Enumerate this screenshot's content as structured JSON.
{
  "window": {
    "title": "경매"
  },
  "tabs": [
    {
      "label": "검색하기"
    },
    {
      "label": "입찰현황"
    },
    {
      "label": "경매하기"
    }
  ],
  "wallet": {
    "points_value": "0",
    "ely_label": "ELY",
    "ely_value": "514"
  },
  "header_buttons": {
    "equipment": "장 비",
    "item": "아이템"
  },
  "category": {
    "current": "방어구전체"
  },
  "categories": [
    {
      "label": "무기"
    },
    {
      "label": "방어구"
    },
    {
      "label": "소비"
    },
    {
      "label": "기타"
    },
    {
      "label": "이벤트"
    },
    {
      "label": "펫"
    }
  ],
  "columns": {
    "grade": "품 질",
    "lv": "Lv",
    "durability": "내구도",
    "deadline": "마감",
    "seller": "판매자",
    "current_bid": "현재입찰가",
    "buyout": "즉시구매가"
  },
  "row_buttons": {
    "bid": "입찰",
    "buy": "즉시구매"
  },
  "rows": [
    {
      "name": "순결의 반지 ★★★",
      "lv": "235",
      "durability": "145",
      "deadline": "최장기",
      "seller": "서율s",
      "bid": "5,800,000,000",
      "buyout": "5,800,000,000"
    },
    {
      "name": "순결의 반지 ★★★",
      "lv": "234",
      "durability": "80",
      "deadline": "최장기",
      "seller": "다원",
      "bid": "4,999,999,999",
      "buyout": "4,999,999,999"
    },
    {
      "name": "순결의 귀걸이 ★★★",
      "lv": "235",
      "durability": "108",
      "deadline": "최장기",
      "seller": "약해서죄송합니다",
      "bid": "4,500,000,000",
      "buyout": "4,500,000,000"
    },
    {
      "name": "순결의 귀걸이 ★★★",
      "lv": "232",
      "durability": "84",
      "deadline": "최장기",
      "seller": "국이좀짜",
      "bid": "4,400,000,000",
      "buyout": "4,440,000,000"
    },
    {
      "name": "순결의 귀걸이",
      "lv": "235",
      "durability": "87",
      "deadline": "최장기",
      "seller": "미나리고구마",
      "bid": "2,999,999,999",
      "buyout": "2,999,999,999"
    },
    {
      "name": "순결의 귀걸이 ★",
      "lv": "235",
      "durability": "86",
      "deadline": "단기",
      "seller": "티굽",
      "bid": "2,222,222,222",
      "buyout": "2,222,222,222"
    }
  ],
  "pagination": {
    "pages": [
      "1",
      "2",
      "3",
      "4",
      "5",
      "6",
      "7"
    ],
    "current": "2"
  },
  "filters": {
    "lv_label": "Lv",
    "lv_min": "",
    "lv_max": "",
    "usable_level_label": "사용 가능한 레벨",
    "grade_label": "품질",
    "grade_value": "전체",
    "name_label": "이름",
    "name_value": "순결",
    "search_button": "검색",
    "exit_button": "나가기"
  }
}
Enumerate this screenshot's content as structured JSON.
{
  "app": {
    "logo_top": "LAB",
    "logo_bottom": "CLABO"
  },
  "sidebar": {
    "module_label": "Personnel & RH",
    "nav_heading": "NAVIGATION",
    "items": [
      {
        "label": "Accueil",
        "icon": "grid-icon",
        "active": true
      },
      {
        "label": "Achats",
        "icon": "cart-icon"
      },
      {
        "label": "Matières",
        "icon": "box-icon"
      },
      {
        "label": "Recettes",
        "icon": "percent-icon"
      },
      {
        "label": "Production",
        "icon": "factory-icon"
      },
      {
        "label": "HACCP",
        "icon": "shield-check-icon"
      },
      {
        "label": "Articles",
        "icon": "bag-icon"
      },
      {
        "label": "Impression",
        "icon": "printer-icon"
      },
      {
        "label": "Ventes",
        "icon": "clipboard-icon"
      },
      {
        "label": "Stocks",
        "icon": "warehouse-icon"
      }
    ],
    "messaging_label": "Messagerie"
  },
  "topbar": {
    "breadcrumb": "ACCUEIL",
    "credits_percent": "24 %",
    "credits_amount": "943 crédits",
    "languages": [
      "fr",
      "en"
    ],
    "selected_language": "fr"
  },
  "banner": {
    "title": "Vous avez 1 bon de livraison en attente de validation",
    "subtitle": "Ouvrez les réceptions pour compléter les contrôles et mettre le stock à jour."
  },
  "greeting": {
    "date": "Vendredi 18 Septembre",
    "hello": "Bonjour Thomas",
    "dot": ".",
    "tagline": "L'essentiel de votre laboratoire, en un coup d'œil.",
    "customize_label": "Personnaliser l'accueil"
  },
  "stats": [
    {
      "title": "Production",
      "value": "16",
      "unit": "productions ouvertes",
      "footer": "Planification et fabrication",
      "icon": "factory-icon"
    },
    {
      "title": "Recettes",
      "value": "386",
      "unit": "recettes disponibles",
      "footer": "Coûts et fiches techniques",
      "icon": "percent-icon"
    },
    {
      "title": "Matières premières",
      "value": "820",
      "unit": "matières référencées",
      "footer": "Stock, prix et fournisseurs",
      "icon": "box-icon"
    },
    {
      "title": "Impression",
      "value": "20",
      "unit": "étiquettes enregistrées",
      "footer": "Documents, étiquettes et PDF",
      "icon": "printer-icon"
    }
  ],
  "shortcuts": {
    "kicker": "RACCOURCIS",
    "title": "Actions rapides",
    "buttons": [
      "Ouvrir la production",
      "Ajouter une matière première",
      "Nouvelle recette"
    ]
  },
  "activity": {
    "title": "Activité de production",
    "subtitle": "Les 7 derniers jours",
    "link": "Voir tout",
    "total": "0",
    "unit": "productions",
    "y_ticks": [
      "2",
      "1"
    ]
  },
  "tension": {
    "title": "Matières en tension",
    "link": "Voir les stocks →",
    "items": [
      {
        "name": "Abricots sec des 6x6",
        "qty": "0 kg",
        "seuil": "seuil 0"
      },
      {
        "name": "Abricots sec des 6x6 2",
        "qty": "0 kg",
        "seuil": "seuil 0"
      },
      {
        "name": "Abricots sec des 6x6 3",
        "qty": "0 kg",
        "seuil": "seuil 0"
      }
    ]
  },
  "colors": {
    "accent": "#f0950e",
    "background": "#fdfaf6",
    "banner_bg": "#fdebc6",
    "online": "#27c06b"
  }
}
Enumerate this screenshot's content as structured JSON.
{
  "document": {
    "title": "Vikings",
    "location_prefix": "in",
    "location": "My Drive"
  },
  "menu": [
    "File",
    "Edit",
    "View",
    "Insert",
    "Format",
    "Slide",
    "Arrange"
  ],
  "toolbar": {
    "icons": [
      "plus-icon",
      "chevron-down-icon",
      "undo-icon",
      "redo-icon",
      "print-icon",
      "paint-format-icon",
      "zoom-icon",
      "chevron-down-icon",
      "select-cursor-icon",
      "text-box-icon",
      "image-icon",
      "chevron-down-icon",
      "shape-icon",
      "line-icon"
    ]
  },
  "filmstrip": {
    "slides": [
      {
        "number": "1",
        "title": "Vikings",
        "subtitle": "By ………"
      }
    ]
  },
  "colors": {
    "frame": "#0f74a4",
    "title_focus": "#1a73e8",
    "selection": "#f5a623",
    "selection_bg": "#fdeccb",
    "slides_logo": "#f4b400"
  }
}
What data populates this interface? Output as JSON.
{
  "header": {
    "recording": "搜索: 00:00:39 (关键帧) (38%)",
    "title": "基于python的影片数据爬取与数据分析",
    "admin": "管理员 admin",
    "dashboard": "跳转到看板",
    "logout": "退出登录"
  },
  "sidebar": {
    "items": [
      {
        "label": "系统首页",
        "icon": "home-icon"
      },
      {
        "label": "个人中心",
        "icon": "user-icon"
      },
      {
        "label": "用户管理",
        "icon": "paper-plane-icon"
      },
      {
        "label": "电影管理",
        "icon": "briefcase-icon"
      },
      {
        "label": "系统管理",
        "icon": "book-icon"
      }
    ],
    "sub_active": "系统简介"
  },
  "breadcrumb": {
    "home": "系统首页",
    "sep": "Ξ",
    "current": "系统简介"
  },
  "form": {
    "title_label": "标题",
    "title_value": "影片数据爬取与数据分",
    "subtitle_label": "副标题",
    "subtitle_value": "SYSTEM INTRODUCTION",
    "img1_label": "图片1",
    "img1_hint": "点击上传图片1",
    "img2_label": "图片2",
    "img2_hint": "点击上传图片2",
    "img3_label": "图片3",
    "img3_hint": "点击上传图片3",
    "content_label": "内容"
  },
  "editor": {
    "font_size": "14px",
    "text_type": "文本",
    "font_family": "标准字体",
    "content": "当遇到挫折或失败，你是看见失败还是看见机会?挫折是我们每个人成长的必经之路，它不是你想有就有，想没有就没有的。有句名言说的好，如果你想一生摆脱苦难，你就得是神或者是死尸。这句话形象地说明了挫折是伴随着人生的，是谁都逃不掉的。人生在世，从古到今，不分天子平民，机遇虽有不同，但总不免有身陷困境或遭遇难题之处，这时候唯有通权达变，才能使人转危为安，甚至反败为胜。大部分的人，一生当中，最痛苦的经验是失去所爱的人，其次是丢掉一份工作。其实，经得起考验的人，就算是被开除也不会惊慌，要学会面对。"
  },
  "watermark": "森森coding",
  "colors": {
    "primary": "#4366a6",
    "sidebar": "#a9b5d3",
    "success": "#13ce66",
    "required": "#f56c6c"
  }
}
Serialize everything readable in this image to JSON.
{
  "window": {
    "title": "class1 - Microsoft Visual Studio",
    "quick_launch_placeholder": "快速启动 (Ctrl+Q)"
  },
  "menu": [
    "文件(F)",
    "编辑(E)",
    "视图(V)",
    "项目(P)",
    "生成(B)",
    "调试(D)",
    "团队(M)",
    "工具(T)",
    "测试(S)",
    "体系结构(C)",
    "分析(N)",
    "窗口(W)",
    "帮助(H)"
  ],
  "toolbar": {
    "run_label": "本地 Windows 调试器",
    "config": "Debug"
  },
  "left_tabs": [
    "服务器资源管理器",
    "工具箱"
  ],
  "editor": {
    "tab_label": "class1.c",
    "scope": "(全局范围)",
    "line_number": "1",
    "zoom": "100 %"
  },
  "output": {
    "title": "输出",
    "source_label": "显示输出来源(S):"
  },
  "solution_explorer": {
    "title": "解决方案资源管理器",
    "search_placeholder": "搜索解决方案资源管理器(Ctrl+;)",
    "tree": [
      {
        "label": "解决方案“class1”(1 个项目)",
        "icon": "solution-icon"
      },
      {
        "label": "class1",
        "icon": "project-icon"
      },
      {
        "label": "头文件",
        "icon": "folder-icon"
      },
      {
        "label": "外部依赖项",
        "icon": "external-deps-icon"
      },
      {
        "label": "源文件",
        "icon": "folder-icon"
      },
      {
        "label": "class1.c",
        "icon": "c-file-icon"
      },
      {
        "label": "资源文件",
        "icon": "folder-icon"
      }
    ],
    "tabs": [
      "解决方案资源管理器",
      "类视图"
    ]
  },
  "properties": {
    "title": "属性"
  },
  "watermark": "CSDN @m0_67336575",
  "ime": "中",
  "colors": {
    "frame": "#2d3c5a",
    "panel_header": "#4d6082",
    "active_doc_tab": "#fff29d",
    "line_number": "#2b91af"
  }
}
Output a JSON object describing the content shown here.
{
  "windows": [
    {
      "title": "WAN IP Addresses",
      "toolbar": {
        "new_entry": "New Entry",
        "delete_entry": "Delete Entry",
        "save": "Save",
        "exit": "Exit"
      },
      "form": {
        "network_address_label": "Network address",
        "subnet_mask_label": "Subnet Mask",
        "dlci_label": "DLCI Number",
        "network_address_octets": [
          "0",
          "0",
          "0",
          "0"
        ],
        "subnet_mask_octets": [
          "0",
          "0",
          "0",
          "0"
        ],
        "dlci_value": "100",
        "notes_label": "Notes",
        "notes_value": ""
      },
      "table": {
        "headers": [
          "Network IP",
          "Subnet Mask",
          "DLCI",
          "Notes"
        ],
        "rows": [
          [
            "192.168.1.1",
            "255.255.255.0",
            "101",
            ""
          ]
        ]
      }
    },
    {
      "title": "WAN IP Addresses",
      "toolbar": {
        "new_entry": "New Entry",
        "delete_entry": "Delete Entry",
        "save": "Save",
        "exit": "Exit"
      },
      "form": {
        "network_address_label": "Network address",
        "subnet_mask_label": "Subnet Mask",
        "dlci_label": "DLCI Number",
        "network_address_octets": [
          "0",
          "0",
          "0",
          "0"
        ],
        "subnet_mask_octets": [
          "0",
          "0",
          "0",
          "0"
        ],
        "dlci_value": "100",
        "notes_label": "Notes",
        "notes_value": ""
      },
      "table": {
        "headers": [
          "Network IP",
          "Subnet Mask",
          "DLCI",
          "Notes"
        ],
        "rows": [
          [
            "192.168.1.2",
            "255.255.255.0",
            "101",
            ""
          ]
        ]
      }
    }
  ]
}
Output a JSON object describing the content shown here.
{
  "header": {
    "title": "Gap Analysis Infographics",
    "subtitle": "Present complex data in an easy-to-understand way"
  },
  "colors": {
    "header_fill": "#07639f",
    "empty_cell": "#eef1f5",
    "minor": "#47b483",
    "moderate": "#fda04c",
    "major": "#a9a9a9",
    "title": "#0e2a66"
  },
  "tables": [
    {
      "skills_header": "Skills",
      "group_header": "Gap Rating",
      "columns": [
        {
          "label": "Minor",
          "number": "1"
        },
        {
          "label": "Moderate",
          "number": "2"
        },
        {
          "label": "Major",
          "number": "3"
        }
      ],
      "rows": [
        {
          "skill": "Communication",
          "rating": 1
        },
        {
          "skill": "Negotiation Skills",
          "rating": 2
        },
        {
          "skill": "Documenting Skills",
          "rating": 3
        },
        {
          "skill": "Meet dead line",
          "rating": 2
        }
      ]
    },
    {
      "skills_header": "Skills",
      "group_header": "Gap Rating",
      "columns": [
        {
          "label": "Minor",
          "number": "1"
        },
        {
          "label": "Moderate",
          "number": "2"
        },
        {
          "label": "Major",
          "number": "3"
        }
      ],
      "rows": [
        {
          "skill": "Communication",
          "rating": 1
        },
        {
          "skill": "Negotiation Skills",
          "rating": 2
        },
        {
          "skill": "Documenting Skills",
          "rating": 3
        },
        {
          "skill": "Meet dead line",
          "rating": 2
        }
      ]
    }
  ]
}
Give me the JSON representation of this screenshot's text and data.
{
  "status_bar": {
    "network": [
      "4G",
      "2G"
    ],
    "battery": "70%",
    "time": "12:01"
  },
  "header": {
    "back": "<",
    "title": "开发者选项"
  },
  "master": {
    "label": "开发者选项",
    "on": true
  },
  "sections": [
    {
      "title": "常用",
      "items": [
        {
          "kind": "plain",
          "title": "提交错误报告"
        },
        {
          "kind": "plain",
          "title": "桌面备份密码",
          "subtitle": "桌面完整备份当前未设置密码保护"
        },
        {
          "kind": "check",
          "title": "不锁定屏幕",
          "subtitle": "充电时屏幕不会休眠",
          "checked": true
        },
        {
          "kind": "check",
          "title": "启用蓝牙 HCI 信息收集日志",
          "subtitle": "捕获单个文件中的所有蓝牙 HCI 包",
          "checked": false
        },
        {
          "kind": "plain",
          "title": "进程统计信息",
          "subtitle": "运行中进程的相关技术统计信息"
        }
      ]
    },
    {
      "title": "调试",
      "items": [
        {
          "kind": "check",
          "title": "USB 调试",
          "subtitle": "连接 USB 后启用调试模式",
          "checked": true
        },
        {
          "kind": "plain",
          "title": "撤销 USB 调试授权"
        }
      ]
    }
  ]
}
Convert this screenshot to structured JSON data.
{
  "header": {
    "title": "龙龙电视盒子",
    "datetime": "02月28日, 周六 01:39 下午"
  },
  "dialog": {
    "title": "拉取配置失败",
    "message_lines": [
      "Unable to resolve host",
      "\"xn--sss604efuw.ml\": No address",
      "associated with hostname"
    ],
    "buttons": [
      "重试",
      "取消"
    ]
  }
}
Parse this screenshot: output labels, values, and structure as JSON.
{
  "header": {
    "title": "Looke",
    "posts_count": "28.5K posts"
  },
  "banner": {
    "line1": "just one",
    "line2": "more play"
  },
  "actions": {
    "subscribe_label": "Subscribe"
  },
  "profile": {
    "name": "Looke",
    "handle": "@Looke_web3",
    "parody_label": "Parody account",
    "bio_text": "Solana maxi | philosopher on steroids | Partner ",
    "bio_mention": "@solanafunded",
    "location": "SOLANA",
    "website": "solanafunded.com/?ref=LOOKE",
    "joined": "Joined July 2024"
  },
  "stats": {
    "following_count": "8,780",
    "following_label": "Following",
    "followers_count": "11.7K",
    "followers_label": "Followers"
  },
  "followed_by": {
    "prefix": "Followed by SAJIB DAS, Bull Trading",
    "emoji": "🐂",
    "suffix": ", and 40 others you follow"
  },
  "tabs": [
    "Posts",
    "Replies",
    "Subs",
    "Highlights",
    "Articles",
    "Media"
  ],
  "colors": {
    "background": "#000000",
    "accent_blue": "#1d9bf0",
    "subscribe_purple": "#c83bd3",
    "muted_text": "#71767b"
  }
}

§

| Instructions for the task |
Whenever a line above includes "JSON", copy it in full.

| Problem solution |
Enumerate this screenshot's content as structured JSON.
Enumerate this screenshot's content as structured JSON.
Enumerate this screenshot's content as structured JSON.
What data populates this interface? Output as JSON.
Serialize everything readable in this image to JSON.
Output a JSON object describing the content shown here.
Output a JSON object describing the content shown here.
Give me the JSON representation of this screenshot's text and data.
Convert this screenshot to structured JSON data.
Parse this screenshot: output labels, values, and structure as JSON.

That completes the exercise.